They’ll never be worth as much as the alleged box of first edition Superman comics left in my father’s room when he shipped out to sea, allegedly given to the dump by his mother, though she forever denied it; but those overstuffed boxes full of cheap mixtapes from the late 80s and 90s in my closet have to be worth something, right? If only to the internet… the Internet Archive, a more specific place, and yes, it’s the one that hosts the Wayback Machine, preserver of webpages no one updates or, really, visits anymore.
But this is not a sad story about what happened to Web 1.0! But a happy one about where your mixtapes will go, because they are needed. Just as a recent generation decided to bypass the sixties and go back to the sources of Hendrix and CSNY so future hipsters of today ignore oughties retreads and return to the world just before the internet. They go full antiquarian with it, with authentic period costumes and period-era equipment, which means they often sound terrible. They need cassettes to get it right.
The cassette has already made its way back in a big way, reintroducing the sound of early synthpop, industrial music, DIY indie rock, and a genre called “tape experimentation” that encompasses anything from avant-garde musique concrète to the latest production of spliced together cassette tape. The sound of decaying tape—a soup of hiss and muffled, warped, out-of-tune copies of songs—birthed dark, sludgy metal and perfectly captured the soundtracks of horror movies. And, imperfectly, the sound of everything else. These were “the days when the audio cassette was the standard method of music sharing… generally the mid-eighties through early-nineties,” points out The Noise-Arch Archive, which hosts just such a collection, on just such a (digitized) medium. 30 gigs of tape hiss.

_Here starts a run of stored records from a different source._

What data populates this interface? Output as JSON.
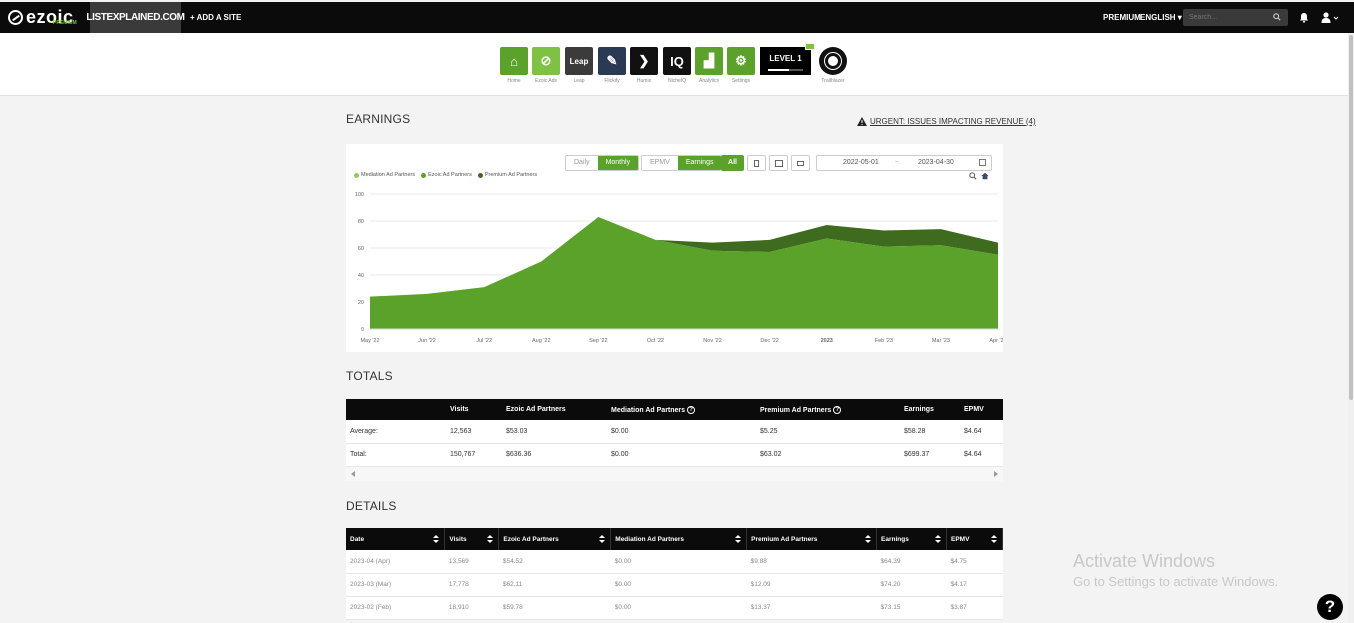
{
  "topbar": {
    "logo": "ezoic",
    "logo_sub": "PREMIUM",
    "site": "LISTEXPLAINED.COM",
    "add_site": "+ ADD A SITE",
    "premium": "PREMIUM",
    "language": "ENGLISH",
    "search_placeholder": "Search..."
  },
  "apps": [
    {
      "label": "Home",
      "color": "#5aa22a",
      "glyph": "⌂"
    },
    {
      "label": "Ezoic Ads",
      "color": "#7dc242",
      "glyph": "⊘"
    },
    {
      "label": "Leap",
      "color": "#3b3b3b",
      "glyph": "Leap"
    },
    {
      "label": "Flickify",
      "color": "#2a3a55",
      "glyph": "✎"
    },
    {
      "label": "Humix",
      "color": "#111111",
      "glyph": "❯"
    },
    {
      "label": "NicheIQ",
      "color": "#111111",
      "glyph": "IQ"
    },
    {
      "label": "Analytics",
      "color": "#5aa22a",
      "glyph": "▟"
    },
    {
      "label": "Settings",
      "color": "#5aa22a",
      "glyph": "⚙"
    }
  ],
  "level": {
    "label": "LEVEL 1",
    "progress": 0.6
  },
  "trailblazer": {
    "label": "Trailblazer"
  },
  "earnings": {
    "title": "EARNINGS",
    "urgent": "URGENT: ISSUES IMPACTING REVENUE (4)",
    "toggle_period": [
      "Daily",
      "Monthly"
    ],
    "active_period": "Monthly",
    "toggle_metric": [
      "EPMV",
      "Earnings"
    ],
    "active_metric": "Earnings",
    "device_all": "All",
    "date_start": "2022-05-01",
    "date_sep": "~",
    "date_end": "2023-04-30"
  },
  "chart_data": {
    "type": "area",
    "stacked": true,
    "x": [
      "May '22",
      "Jun '22",
      "Jul '22",
      "Aug '22",
      "Sep '22",
      "Oct '22",
      "Nov '22",
      "Dec '22",
      "2023",
      "Feb '23",
      "Mar '23",
      "Apr '23"
    ],
    "ylim": [
      0,
      100
    ],
    "yticks": [
      0,
      20,
      40,
      60,
      80,
      100
    ],
    "legend_position": "top-left",
    "series": [
      {
        "name": "Mediation Ad Partners",
        "color": "#8fce5a",
        "values": [
          0,
          0,
          0,
          0,
          0,
          0,
          0,
          0,
          0,
          0,
          0,
          0
        ]
      },
      {
        "name": "Ezoic Ad Partners",
        "color": "#5aa22a",
        "values": [
          24,
          26,
          31,
          50,
          83,
          66,
          58,
          57,
          67,
          61,
          62,
          55
        ]
      },
      {
        "name": "Premium Ad Partners",
        "color": "#3e6b1e",
        "values": [
          0,
          0,
          0,
          0,
          0,
          0,
          6,
          9,
          10,
          12,
          12,
          9
        ]
      }
    ]
  },
  "totals": {
    "title": "TOTALS",
    "headers": [
      "",
      "Visits",
      "Ezoic Ad Partners",
      "Mediation Ad Partners",
      "Premium Ad Partners",
      "Earnings",
      "EPMV"
    ],
    "help_glyph": "?",
    "rows": [
      [
        "Average:",
        "12,563",
        "$53.03",
        "$0.00",
        "$5.25",
        "$58.28",
        "$4.64"
      ],
      [
        "Total:",
        "150,767",
        "$636.36",
        "$0.00",
        "$63.02",
        "$699.37",
        "$4.64"
      ]
    ]
  },
  "details": {
    "title": "DETAILS",
    "headers": [
      "Date",
      "Visits",
      "Ezoic Ad Partners",
      "Mediation Ad Partners",
      "Premium Ad Partners",
      "Earnings",
      "EPMV"
    ],
    "rows": [
      [
        "2023-04 (Apr)",
        "13,569",
        "$54.52",
        "$0.00",
        "$9.88",
        "$64.39",
        "$4.75"
      ],
      [
        "2023-03 (Mar)",
        "17,778",
        "$62.11",
        "$0.00",
        "$12.09",
        "$74.20",
        "$4.17"
      ],
      [
        "2023-02 (Feb)",
        "18,910",
        "$59.78",
        "$0.00",
        "$13.37",
        "$73.15",
        "$3.87"
      ]
    ]
  },
  "watermark": {
    "line1": "Activate Windows",
    "line2": "Go to Settings to activate Windows."
  },
  "help": "?"
}
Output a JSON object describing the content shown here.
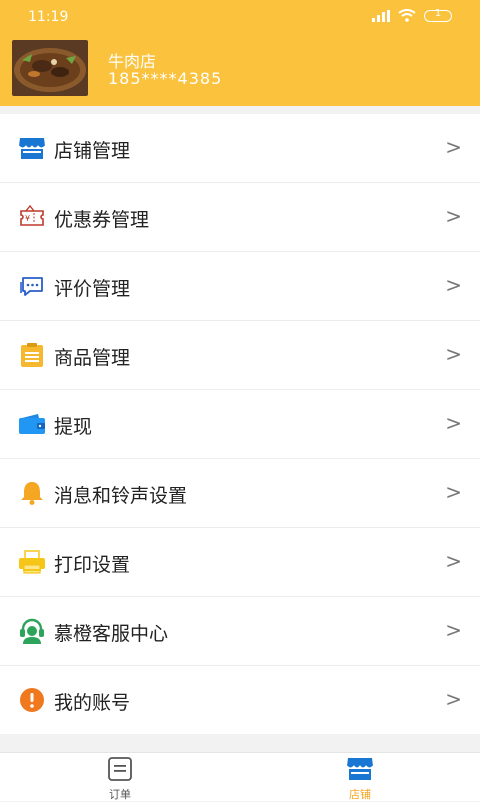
{
  "status_bar": {
    "time": "11:19",
    "battery": "1"
  },
  "store": {
    "name": "牛肉店",
    "phone": "185****4385"
  },
  "menu": [
    {
      "label": "店铺管理",
      "icon": "store-icon"
    },
    {
      "label": "优惠券管理",
      "icon": "coupon-icon"
    },
    {
      "label": "评价管理",
      "icon": "chat-icon"
    },
    {
      "label": "商品管理",
      "icon": "clipboard-icon"
    },
    {
      "label": "提现",
      "icon": "wallet-icon"
    },
    {
      "label": "消息和铃声设置",
      "icon": "bell-icon"
    },
    {
      "label": "打印设置",
      "icon": "printer-icon"
    },
    {
      "label": "慕橙客服中心",
      "icon": "headset-icon"
    },
    {
      "label": "我的账号",
      "icon": "alert-icon"
    }
  ],
  "chevron": ">",
  "tabs": [
    {
      "label": "订单",
      "icon": "order-icon",
      "active": false
    },
    {
      "label": "店铺",
      "icon": "store-icon",
      "active": true
    }
  ],
  "colors": {
    "brand": "#fbc33d",
    "active_tab": "#f5a623",
    "inactive_tab": "#555555"
  }
}
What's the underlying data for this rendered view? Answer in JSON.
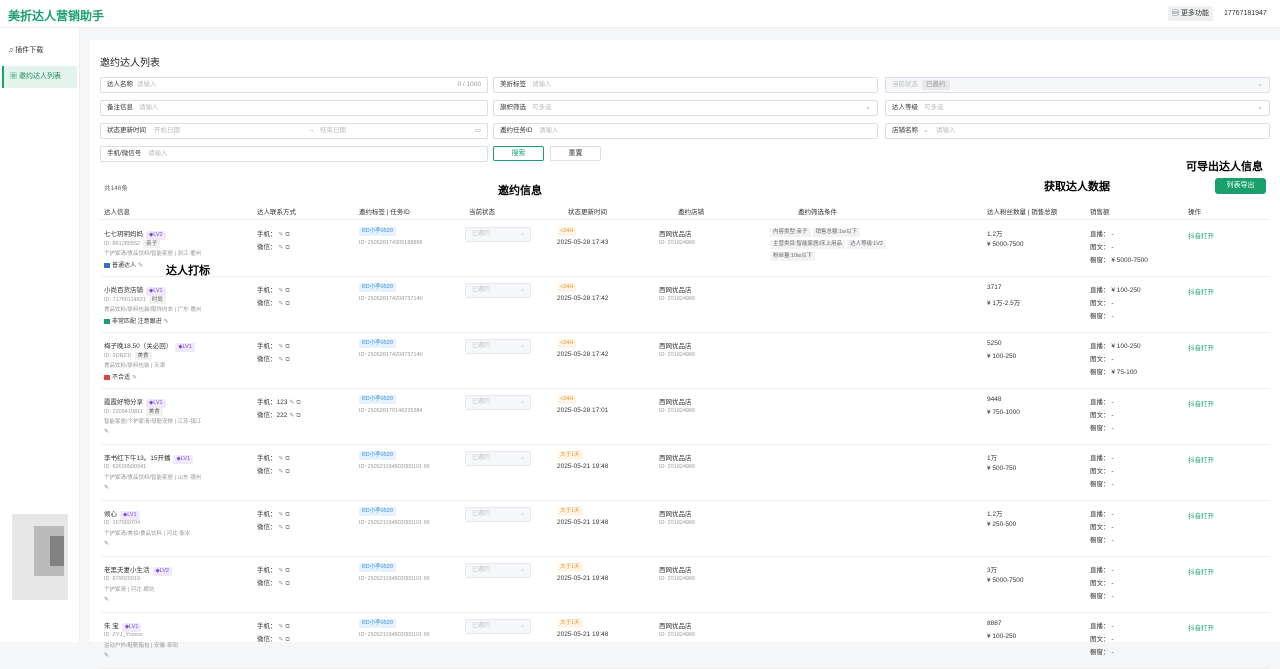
{
  "app": {
    "title": "美折达人营销助手",
    "more": "更多功能",
    "phone": "17767181947"
  },
  "sidebar": {
    "items": [
      {
        "label": "插件下载",
        "icon": "bell-icon"
      },
      {
        "label": "邀约达人列表",
        "icon": "grid-icon"
      }
    ]
  },
  "page": {
    "title": "邀约达人列表",
    "total": "共146条"
  },
  "filters": {
    "name": {
      "label": "达人名称",
      "placeholder": "请输入",
      "count": "0 / 1000"
    },
    "tag": {
      "label": "美折标签",
      "placeholder": "请输入"
    },
    "status": {
      "label": "当前状态",
      "value": "已邀约"
    },
    "note": {
      "label": "备注信息",
      "placeholder": "请输入"
    },
    "flag": {
      "label": "旗帜筛选",
      "placeholder": "可多选"
    },
    "level": {
      "label": "达人等级",
      "placeholder": "可多选"
    },
    "time": {
      "label": "状态更新时间",
      "start": "开始日期",
      "sep": "→",
      "end": "结束日期"
    },
    "task": {
      "label": "邀约任务ID",
      "placeholder": "请输入"
    },
    "shop": {
      "label": "店铺名称",
      "placeholder": "请输入"
    },
    "contact": {
      "label": "手机/微信号",
      "placeholder": "请输入"
    },
    "search": "搜索",
    "reset": "重置"
  },
  "annotations": {
    "invite": "邀约信息",
    "fetch": "获取达人数据",
    "exportable": "可导出达人信息",
    "tagging": "达人打标"
  },
  "export": "列表导出",
  "columns": [
    "达人信息",
    "达人联系方式",
    "邀约标签 | 任务ID",
    "当前状态",
    "状态更新时间",
    "邀约店铺",
    "邀约筛选条件",
    "达人粉丝数量 | 销售总额",
    "销售额",
    "操作"
  ],
  "labels": {
    "phone": "手机：",
    "wechat": "微信：",
    "live": "直播：",
    "image": "图文：",
    "window": "橱窗：",
    "open": "抖音打开",
    "select": "已邀约",
    "shop": "西网优品店",
    "shop_id": "ID: 201024966"
  },
  "rows": [
    {
      "name": "七七玥玥妈妈",
      "lv": "LV2",
      "id": "ID: 861286552",
      "cat": "亲子",
      "desc": "个护家清/食品饮料/智能家居 | 浙江·衢州",
      "flag": "普通达人",
      "flagColor": "#2f6fd6",
      "phone": "",
      "wechat": "",
      "task": "ID: 250528174305188896",
      "tasktag": "BD小李0520",
      "stat": "<24H",
      "time": "2025-05-28 17:43",
      "cond": [
        "内容类型:亲子",
        "销售总额:1w以下",
        "主营类目:智能家居/床上用品",
        "达人等级:LV2",
        "粉丝量:10w以下"
      ],
      "fans": "1.2万",
      "gmv": "¥ 5000-7500",
      "live": "-",
      "img": "-",
      "win": "¥ 5000-7500"
    },
    {
      "name": "小尚百货店铺",
      "lv": "LV1",
      "id": "ID: 71760114821",
      "cat": "时尚",
      "desc": "食品饮料/原料包装/服饰内衣 | 广东·惠州",
      "flag": "非常匹配 注意跟进",
      "flagColor": "#1aa06c",
      "phone": "",
      "wechat": "",
      "task": "ID: 250528174208737140",
      "tasktag": "BD小李0520",
      "stat": "<24H",
      "time": "2025-05-28 17:42",
      "cond": [],
      "fans": "3717",
      "gmv": "¥ 1万-2.5万",
      "live": "¥ 100-250",
      "img": "-",
      "win": "-"
    },
    {
      "name": "梅子晚18.50（关必回）",
      "lv": "LV1",
      "id": "ID: 5DRZ1I",
      "cat": "美食",
      "desc": "食品饮料/原料包装 | 天津",
      "flag": "不合适",
      "flagColor": "#e04545",
      "phone": "",
      "wechat": "",
      "task": "ID: 250528174208737140",
      "tasktag": "BD小李0520",
      "stat": "<24H",
      "time": "2025-05-28 17:42",
      "cond": [],
      "fans": "5250",
      "gmv": "¥ 100-250",
      "live": "¥ 100-250",
      "img": "-",
      "win": "¥ 75-100"
    },
    {
      "name": "霞霞好物分享",
      "lv": "LV1",
      "id": "ID: 2209419811",
      "cat": "美食",
      "desc": "智能家居/个护家清/母婴宠物 | 江苏·镇江",
      "flag": "",
      "flagColor": "",
      "phone": "123",
      "wechat": "222",
      "task": "ID: 250528170146225384",
      "tasktag": "BD小李0520",
      "stat": "<24H",
      "time": "2025-05-28 17:01",
      "cond": [],
      "fans": "9448",
      "gmv": "¥ 750-1000",
      "live": "-",
      "img": "-",
      "win": "-"
    },
    {
      "name": "李书红下午13。15开播",
      "lv": "LV1",
      "id": "ID: 62609500941",
      "cat": "",
      "desc": "个护家清/食品饮料/智能家居 | 山东·德州",
      "flag": "",
      "flagColor": "",
      "phone": "",
      "wechat": "",
      "task": "ID: 250521194802000101 66",
      "tasktag": "BD小李0520",
      "stat": "大于1天",
      "time": "2025-05-21 19:48",
      "cond": [],
      "fans": "1万",
      "gmv": "¥ 500-750",
      "live": "-",
      "img": "-",
      "win": "-"
    },
    {
      "name": "倾心",
      "lv": "LV1",
      "id": "ID: 107900704",
      "cat": "",
      "desc": "个护家清/美妆/食品饮料 | 河北·衡水",
      "flag": "",
      "flagColor": "",
      "phone": "",
      "wechat": "",
      "task": "ID: 250521194802000101 66",
      "tasktag": "BD小李0520",
      "stat": "大于1天",
      "time": "2025-05-21 19:48",
      "cond": [],
      "fans": "1.2万",
      "gmv": "¥ 250-500",
      "live": "-",
      "img": "-",
      "win": "-"
    },
    {
      "name": "老黑夫妻小生活",
      "lv": "LV2",
      "id": "ID: 879026919",
      "cat": "",
      "desc": "个护家清 | 河北·廊坊",
      "flag": "",
      "flagColor": "",
      "phone": "",
      "wechat": "",
      "task": "ID: 250521194802000101 66",
      "tasktag": "BD小李0520",
      "stat": "大于1天",
      "time": "2025-05-21 19:48",
      "cond": [],
      "fans": "3万",
      "gmv": "¥ 5000-7500",
      "live": "-",
      "img": "-",
      "win": "-"
    },
    {
      "name": "朱 宝",
      "lv": "LV1",
      "id": "ID: ZYJ_Yxxxxx",
      "cat": "",
      "desc": "运动户外/鞋靴箱包 | 安徽·阜阳",
      "flag": "",
      "flagColor": "",
      "phone": "",
      "wechat": "",
      "task": "ID: 250521194802000101 66",
      "tasktag": "BD小李0520",
      "stat": "大于1天",
      "time": "2025-05-21 19:48",
      "cond": [],
      "fans": "8887",
      "gmv": "¥ 100-250",
      "live": "-",
      "img": "-",
      "win": "-"
    }
  ]
}
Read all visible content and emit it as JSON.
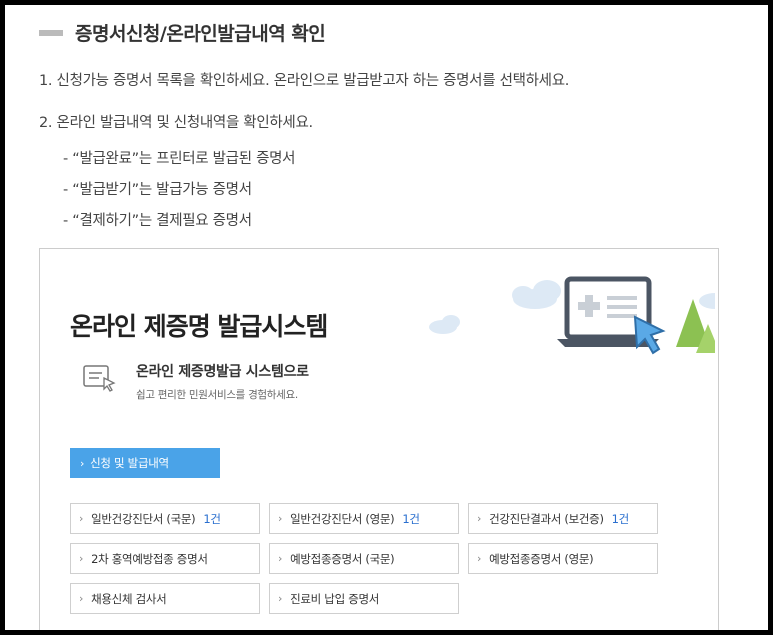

One needs a reliable guide like, say, Tom Waits, to understand how weird depression-era music was. This archive makes significant headway in conveying the same information about the Bush (the first) and Clinton (the first) years. One need only listen to Church of the Tapeslice / Timesplice at the top, as much as that’s possible, to get a flavor of how. It’s a mélange of Frank Zappa-like sound collage, Residents-like sardonic absurdity, Devo-like black humor, and free-form-the-DJ-is-really-stoned-level goofiness you’ve heard at least once late night on your college radio station. But they aren’t all this off-putting, and they aren’t all this approachable either.
Psychomania, further up, lives up to its name. It opens innocently enough, with some sort of nondescriptly tribal ditty, lilting, if unsettling. Then the mix shifts into full giallo mode, the loud, punishing synths and descending harmonies of doom that comprise the scores of “Spaghetti Slashers.” Expect the obscure of the obscure in every tape in this collection. “Much of this material defies category,” Noise-Arch advises, “and has therefore not been given one.” Much of it sounds like something you might recognize, only a few uncanny removes from your point of reference.
The collection above—its barely legible cover describes a compilation from “Fetus Productions” in Australia—opens with some really off-kilter electro-lounge music and progresses into a full-on synthpop opera. None of this music, obviously, should be missed. Nor the music stored in important archives currently occupying my closet. I’ll never sell it. Because who wants a bunch of worn-out crappy plastic tapes? It’s what’s on them that we need to preserve. Even the hard-to-love slacker nonsense of I Was a Teenage Communist (The Secret Confessions of Oliver North). Enter The Noise-Arch Archive here.
via Electronic Beats